**Task objective:** Look for "affected" in every line of the listing. Copy the lines that have it.

**Provided data:**

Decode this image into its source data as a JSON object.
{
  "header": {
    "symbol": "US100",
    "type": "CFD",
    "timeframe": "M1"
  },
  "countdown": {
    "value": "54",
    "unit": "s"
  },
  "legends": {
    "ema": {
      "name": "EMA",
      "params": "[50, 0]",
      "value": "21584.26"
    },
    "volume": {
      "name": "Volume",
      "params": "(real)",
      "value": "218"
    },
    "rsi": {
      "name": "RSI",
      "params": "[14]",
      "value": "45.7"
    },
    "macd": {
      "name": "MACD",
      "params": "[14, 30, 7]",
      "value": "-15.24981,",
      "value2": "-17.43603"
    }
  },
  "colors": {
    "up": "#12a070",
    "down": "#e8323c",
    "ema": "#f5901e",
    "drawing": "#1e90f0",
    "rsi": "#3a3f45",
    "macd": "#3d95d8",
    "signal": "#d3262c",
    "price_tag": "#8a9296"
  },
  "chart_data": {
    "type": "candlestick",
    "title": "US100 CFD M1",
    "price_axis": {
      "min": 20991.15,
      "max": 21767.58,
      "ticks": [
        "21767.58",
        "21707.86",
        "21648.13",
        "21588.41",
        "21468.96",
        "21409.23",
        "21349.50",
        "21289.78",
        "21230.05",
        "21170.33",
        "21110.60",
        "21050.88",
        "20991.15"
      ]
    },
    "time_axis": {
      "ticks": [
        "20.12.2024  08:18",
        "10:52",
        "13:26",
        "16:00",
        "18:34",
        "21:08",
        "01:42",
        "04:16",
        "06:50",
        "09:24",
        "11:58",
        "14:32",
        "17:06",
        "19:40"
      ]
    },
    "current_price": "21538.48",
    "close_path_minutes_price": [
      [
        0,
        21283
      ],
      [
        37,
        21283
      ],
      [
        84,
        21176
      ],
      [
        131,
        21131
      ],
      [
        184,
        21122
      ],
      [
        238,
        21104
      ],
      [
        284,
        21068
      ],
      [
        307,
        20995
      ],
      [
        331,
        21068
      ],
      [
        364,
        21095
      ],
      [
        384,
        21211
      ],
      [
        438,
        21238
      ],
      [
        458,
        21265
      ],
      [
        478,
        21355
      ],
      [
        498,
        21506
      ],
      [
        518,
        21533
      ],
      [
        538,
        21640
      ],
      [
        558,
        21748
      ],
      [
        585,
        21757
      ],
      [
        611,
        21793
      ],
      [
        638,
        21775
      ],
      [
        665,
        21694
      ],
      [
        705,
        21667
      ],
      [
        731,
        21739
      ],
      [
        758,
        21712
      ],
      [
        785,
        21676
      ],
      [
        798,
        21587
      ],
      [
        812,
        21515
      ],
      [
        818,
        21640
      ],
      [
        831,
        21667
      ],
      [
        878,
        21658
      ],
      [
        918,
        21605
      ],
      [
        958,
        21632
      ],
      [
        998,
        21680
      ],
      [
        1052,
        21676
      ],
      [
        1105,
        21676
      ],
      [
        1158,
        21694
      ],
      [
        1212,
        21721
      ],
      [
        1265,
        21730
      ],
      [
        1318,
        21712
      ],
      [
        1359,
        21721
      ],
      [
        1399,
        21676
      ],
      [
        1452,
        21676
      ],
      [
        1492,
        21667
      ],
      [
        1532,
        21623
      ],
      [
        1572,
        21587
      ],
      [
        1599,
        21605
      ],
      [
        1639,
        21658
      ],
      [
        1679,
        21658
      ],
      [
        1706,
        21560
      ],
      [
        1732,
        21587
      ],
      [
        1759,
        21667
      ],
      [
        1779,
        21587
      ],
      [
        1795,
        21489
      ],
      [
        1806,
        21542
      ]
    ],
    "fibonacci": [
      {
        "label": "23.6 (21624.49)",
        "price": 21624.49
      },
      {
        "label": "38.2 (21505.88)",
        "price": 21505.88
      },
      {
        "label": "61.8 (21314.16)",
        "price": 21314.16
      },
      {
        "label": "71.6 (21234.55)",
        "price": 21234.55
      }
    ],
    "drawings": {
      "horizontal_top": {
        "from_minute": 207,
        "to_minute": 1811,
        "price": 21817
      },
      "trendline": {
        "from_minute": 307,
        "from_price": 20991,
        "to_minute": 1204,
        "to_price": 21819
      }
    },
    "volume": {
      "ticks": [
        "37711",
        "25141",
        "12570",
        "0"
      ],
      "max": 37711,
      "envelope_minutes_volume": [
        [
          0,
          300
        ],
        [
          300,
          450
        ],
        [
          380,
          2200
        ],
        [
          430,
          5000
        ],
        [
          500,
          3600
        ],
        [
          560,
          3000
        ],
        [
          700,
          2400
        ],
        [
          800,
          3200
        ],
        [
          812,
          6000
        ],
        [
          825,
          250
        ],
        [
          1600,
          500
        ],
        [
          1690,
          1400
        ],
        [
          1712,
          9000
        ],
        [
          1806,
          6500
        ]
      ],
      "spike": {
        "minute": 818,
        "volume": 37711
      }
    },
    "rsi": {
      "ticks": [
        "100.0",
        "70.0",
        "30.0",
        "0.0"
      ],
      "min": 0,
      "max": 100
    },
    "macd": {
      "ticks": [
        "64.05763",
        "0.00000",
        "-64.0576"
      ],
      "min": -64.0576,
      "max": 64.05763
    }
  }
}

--

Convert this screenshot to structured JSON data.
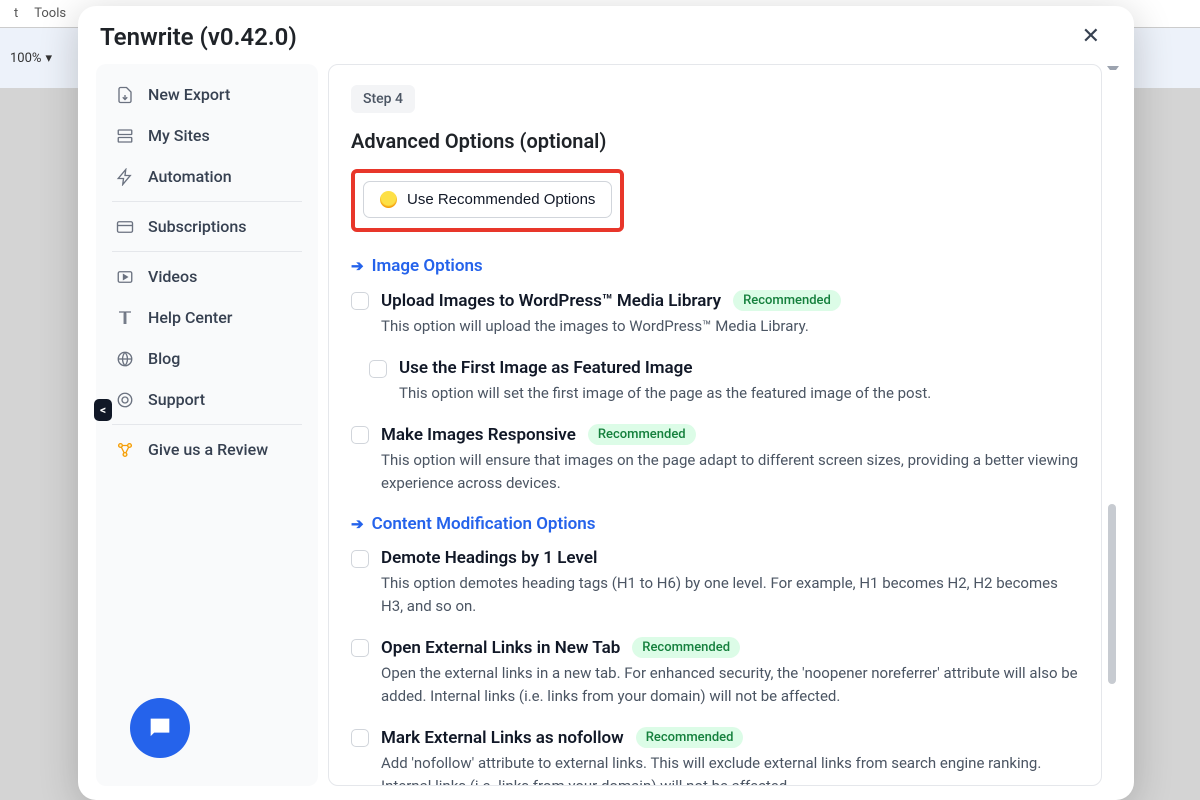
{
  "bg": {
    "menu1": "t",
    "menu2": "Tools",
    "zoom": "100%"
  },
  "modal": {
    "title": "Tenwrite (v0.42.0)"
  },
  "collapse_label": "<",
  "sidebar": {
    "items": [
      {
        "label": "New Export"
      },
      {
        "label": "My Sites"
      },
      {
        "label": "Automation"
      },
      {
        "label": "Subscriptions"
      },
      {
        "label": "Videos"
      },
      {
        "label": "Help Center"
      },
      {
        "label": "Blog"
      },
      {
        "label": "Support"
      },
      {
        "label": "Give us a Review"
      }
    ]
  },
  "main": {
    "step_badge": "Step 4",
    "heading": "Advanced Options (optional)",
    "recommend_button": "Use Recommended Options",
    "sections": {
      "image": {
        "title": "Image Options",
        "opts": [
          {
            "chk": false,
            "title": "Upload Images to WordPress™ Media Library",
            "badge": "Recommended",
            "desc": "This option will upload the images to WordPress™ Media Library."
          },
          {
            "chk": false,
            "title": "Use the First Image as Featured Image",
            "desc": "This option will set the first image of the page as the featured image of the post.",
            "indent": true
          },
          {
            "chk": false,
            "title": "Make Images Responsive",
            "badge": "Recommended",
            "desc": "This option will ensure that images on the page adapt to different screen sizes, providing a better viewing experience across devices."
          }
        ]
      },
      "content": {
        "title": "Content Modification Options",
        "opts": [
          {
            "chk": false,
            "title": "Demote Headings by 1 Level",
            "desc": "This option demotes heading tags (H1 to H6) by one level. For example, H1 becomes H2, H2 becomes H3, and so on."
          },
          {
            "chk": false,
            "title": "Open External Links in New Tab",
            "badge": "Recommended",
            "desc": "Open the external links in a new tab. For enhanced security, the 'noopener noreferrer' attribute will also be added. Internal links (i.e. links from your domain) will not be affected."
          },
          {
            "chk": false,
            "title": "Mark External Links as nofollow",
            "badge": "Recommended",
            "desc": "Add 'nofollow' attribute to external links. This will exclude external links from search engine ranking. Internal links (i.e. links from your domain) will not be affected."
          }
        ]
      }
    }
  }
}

**Answer space:**
            "desc": "Open the external links in a new tab. For enhanced security, the 'noopener noreferrer' attribute will also be added. Internal links (i.e. links from your domain) will not be affected."
            "desc": "Add 'nofollow' attribute to external links. This will exclude external links from search engine ranking. Internal links (i.e. links from your domain) will not be affected."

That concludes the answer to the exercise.